Age-Related Huntington’s Disease Impairs Autophagy!
Is your loved one suffering from Huntington’s disease? If that is the case, here’s a blog for you to get to know the disease better.
Huntington’s disease is a fatal, and inherited disease. It is a neurodegenerative condition that is present due to a genetic error. These genetic errors are present by birth.
Its symptoms do not appear that prominently until adulthood- and many researchers are still going around to find the right diagnosis for the same.
Is Autophagy A Cause Of Cell Death?
Scientists around are trying to figure out its symptoms and understand the overall aging process that triggers. Neurodegeneration is an issue of concern, we still do not have an obvious technology that can diagnose and treat such problems. We are still looking into the treatments that can either prevent or delay the same.
It was a new study by Washington University that indicated that as patients age, the disease starts to act at its full potential. It gradually impairs cellular Housekeeping which is also called autophagy.
Autophagy is responsible for damaging the basic housekeeping functions of cells to eliminate waste from cells. Huntington’s disease can rupture the cells and lead to neuron damage, ultimately resulting in cell death.

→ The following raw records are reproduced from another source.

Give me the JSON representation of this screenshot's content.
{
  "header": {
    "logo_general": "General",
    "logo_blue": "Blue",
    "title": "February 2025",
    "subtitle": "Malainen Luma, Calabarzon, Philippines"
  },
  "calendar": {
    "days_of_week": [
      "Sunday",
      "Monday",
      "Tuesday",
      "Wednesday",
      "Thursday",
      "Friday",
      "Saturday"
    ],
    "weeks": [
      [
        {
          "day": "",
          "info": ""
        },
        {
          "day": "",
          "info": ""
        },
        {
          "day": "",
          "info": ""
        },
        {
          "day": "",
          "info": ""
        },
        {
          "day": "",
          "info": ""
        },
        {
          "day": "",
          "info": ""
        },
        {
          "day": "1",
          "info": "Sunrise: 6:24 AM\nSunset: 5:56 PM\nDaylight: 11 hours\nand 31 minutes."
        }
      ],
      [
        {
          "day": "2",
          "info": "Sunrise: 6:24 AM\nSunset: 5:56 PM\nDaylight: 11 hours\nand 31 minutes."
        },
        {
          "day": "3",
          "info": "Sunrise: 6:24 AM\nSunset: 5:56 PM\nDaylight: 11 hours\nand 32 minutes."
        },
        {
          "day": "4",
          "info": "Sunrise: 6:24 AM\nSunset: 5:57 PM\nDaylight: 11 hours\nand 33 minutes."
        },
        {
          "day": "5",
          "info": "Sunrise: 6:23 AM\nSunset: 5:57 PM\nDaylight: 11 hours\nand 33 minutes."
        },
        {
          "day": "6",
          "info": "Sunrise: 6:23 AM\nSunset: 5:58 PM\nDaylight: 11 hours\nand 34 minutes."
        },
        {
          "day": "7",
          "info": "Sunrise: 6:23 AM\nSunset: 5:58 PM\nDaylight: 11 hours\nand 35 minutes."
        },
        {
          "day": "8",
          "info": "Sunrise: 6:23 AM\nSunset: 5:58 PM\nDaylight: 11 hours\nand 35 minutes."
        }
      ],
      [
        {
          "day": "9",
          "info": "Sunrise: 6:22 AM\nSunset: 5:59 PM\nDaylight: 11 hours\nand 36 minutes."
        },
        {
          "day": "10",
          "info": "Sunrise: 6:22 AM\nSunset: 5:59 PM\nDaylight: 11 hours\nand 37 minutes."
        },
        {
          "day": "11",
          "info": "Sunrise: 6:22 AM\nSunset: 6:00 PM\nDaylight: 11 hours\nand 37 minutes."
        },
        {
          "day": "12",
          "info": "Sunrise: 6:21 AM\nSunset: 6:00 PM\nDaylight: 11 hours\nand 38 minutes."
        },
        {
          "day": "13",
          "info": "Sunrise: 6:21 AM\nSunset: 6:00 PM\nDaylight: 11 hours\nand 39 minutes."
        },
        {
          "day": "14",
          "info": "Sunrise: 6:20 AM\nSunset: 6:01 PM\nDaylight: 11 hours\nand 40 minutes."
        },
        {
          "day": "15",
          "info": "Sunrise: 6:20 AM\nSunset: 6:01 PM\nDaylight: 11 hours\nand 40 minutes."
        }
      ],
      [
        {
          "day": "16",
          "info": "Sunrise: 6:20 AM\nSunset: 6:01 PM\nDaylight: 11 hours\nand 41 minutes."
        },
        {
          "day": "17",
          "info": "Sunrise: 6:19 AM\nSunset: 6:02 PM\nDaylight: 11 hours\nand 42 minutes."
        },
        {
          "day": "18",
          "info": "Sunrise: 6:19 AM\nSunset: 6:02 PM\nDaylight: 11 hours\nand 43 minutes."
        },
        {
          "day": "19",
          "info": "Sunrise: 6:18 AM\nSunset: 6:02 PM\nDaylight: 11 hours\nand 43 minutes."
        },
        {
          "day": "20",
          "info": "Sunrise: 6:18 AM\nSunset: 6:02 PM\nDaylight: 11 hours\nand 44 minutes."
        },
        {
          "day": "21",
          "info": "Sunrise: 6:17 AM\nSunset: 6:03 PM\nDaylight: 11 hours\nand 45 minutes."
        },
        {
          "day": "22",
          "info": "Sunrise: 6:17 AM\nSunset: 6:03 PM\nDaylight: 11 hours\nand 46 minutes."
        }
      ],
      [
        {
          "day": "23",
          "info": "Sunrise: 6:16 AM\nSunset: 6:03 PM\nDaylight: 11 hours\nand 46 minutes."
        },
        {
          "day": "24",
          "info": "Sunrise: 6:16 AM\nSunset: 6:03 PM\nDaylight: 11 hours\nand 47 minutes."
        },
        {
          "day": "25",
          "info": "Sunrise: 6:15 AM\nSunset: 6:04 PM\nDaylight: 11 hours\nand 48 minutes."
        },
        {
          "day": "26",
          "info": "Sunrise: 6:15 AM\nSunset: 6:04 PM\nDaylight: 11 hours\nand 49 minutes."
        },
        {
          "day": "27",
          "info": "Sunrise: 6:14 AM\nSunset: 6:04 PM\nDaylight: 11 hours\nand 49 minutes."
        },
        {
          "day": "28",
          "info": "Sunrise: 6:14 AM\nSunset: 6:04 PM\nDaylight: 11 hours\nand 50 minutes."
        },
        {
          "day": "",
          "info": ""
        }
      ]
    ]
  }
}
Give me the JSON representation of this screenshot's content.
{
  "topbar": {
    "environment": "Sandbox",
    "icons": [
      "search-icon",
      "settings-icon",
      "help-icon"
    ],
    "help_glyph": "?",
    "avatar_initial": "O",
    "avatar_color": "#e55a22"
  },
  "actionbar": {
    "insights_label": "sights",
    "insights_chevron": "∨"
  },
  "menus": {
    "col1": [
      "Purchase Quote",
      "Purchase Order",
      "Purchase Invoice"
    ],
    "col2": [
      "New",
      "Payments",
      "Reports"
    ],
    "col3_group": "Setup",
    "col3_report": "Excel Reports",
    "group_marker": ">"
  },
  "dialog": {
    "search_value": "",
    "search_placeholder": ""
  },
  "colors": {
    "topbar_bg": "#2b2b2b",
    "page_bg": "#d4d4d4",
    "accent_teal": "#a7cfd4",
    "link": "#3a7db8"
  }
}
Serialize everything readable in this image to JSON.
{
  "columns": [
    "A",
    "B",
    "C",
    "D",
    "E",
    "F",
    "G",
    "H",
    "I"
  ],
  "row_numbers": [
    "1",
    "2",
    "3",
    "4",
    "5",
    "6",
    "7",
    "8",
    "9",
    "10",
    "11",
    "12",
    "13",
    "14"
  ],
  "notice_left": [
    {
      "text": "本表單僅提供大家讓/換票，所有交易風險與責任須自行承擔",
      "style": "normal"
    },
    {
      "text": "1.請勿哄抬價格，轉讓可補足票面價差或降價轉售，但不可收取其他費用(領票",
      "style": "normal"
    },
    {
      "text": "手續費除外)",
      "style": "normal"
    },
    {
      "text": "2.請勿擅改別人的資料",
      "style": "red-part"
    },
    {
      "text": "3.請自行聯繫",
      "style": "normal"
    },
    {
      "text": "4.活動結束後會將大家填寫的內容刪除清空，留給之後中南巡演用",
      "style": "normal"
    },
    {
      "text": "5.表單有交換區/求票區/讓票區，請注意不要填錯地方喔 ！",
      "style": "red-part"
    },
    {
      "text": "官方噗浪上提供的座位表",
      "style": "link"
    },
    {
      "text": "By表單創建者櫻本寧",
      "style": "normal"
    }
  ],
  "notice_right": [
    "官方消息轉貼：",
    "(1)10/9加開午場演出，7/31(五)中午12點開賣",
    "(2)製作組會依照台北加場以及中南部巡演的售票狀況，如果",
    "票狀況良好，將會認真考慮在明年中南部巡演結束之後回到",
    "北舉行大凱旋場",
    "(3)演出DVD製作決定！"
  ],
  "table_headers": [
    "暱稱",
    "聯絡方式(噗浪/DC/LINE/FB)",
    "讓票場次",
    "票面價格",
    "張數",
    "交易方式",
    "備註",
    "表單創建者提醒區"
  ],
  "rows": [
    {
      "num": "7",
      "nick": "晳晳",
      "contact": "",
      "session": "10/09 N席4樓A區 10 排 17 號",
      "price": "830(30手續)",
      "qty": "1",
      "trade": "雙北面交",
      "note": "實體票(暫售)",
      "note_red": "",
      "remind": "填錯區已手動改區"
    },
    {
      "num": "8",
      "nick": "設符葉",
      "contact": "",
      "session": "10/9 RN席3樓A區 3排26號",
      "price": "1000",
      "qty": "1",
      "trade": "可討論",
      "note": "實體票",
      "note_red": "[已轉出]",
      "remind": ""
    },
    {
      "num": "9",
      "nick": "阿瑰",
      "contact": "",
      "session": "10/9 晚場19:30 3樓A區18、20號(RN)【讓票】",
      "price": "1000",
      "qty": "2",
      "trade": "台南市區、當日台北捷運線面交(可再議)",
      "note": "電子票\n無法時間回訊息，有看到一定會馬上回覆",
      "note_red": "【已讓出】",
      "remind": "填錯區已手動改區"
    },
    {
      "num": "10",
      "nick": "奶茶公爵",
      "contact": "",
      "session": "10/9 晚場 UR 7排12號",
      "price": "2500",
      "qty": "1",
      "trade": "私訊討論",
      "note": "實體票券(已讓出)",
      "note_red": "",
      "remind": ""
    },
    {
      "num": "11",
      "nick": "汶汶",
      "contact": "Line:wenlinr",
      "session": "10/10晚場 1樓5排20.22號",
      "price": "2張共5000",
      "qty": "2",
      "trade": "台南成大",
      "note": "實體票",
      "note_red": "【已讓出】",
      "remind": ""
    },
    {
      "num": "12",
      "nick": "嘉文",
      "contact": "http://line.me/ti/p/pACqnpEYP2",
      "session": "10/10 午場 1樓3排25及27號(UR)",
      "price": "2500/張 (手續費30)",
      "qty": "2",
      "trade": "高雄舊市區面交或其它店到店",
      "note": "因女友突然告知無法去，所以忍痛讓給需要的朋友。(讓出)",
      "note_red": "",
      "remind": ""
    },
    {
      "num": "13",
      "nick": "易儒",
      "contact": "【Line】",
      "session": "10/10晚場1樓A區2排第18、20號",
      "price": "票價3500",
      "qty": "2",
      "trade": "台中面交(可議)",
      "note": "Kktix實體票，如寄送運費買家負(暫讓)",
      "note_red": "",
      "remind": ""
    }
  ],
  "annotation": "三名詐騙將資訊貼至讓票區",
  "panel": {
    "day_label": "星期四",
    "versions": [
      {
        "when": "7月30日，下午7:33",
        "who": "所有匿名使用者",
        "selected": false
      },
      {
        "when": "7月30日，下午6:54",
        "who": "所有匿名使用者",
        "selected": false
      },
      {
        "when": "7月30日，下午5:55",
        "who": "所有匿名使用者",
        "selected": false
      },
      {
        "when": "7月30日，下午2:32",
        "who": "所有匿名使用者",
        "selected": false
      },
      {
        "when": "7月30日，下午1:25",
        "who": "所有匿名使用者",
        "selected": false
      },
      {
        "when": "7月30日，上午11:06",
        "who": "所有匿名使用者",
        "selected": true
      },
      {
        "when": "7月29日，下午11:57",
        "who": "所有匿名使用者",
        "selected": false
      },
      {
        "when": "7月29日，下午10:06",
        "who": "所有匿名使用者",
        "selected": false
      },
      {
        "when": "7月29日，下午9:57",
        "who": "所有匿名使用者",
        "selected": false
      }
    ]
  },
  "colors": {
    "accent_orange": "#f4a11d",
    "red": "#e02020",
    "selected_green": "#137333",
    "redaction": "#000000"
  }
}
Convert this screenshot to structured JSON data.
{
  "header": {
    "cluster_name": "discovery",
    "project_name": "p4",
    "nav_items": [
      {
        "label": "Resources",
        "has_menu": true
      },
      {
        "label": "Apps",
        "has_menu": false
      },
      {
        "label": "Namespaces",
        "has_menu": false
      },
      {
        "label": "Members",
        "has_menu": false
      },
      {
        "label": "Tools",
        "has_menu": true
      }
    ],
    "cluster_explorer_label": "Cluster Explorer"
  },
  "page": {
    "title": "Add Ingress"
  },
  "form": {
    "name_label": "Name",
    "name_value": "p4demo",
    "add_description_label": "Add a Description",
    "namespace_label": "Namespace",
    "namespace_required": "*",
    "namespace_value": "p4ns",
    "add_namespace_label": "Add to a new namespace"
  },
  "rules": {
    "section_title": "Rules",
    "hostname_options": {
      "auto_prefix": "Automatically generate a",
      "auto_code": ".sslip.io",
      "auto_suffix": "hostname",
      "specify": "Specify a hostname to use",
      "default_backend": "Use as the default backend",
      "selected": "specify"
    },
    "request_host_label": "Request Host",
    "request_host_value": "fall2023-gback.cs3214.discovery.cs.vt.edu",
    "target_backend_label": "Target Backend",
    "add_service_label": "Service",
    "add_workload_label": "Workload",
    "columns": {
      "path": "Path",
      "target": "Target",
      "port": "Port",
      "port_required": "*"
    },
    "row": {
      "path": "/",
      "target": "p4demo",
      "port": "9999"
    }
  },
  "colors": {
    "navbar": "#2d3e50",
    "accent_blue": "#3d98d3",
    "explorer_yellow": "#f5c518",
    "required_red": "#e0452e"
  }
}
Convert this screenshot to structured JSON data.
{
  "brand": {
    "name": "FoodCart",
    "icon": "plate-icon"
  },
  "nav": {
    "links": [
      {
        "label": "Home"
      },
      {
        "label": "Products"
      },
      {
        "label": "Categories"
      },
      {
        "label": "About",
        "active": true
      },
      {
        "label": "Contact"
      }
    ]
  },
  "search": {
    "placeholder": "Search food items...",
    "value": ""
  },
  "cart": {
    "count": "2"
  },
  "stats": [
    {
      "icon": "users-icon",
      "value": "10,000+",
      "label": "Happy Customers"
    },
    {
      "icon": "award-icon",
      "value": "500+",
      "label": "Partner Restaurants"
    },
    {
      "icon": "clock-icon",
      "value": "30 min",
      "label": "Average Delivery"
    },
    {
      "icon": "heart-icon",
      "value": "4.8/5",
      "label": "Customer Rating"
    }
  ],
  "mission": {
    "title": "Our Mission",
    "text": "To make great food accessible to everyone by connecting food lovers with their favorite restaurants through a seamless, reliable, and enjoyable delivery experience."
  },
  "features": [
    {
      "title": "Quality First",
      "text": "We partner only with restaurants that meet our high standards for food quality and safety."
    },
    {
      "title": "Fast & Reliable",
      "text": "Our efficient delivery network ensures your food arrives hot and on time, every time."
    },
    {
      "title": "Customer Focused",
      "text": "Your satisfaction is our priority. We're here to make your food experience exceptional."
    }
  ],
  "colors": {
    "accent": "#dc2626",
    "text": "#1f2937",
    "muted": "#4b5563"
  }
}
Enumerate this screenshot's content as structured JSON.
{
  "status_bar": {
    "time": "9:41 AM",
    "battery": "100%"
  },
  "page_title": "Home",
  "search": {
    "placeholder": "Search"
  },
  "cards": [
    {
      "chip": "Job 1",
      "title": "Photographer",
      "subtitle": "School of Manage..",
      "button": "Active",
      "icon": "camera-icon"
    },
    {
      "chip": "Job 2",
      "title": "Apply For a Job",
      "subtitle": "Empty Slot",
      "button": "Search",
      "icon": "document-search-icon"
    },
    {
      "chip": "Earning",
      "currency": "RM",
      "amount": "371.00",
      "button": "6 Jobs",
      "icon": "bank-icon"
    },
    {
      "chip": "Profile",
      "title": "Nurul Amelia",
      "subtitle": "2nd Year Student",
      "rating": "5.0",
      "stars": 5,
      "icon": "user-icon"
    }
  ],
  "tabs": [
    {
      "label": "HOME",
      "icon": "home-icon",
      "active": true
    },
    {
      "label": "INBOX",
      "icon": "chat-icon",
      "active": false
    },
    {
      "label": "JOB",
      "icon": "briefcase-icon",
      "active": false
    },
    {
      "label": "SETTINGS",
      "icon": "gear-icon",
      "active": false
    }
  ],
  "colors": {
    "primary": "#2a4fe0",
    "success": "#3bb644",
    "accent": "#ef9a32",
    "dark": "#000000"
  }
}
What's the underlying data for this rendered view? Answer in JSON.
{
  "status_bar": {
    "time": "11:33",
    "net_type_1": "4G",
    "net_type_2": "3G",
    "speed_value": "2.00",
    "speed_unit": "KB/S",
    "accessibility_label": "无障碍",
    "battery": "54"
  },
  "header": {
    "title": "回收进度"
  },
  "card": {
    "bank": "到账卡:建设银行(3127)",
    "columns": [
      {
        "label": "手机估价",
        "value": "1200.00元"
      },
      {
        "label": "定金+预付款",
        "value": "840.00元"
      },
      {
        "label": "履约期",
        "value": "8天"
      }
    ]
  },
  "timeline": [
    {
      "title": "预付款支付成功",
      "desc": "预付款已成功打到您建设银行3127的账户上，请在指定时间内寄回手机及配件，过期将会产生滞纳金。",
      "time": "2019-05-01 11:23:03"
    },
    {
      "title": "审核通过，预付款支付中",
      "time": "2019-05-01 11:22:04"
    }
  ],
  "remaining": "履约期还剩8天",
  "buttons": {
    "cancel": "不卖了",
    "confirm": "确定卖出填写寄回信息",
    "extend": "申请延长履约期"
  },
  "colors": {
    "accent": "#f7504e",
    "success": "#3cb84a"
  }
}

There were various studies conducted by Andrew S. Yoo, who is a Ph.D. working as the senior author and professor at Developmental Biology, Washington University. He compiled his research in the journal Nature Neuroscience to offer clues to the understanding of cognitive declination with aging.
What Does The Huntington’s Disease Do?
Huntington’s disease destroys the main and specific type of brain cells called medium spiny neurons. Its loss can result in involuntary muscle movements and impaired mental health.
These factors decline the overall cognitive health of the person. After the signs and symptoms, patients may live up to 20 years given that they adjust to the new lifestyle and medical changes.
This health condition is emotionally challenging as well. One may not feel right after being diagnosed with Huntington’s disease. It is important to keep track of the patient and make them visit the medical professional every now and then.
The disease impairs autophagy in old patients- a study was conducted on the patient’s skin cells. These were taken into the medium spiny neurons, and skin cells were transformed directly into various brain cells in the person.
One of the common techniques to do so was stem cells. These set the biological clock of the person in their early developmental stage.
Different cell samples were collected with all age groups and disease models. The symptoms were differently developed as every age group has different genetic mutations in the Huntingtin gene. These studies were conducted to see the differences between young and old age groups.
Some of the exclusive findings by Andrew S. Yoo, who is a Ph.D. working as the senior author and professor at the Developmental Biology, Washington University, and team-
- Medium spiny neurons reprogrammed old people’s skin cells. They converted them to symptomatic Hungtington’s that produced a high level of microRNA molecules.
- Younger people with the same disease did not have such reprogramming.
- Impaired autophagy was seen in these reprogrammed cells.
- Skin cells after the conversion produced problematic microRNA and the cells began to die.
After you decide on the microRNA level, the autophagy was able to continue and protected the cells from dying. Some chemical compound called G2 also protects the neurons from early death and is used to enhance autophagy.
With the help of Yoo and their team, many treatments were released on how to enhance autophagy. Apart from Huntington’s disease, this therapy also works on some of the forms of Alzheimer’s, tauopathy, and other neurodegenerative conditions.
I've been writing about LGBTQ issues for more than a decade as a journalist and content writer. I write about things that you care about. LGBTQ+ issues and intersectional topics, such as harmful stories about gender, sexuality, and other identities on the margins of society, I also write about mental health, social justice, and other things. I identify as queer, I'm asexual, I have HIV, and I just became a parent.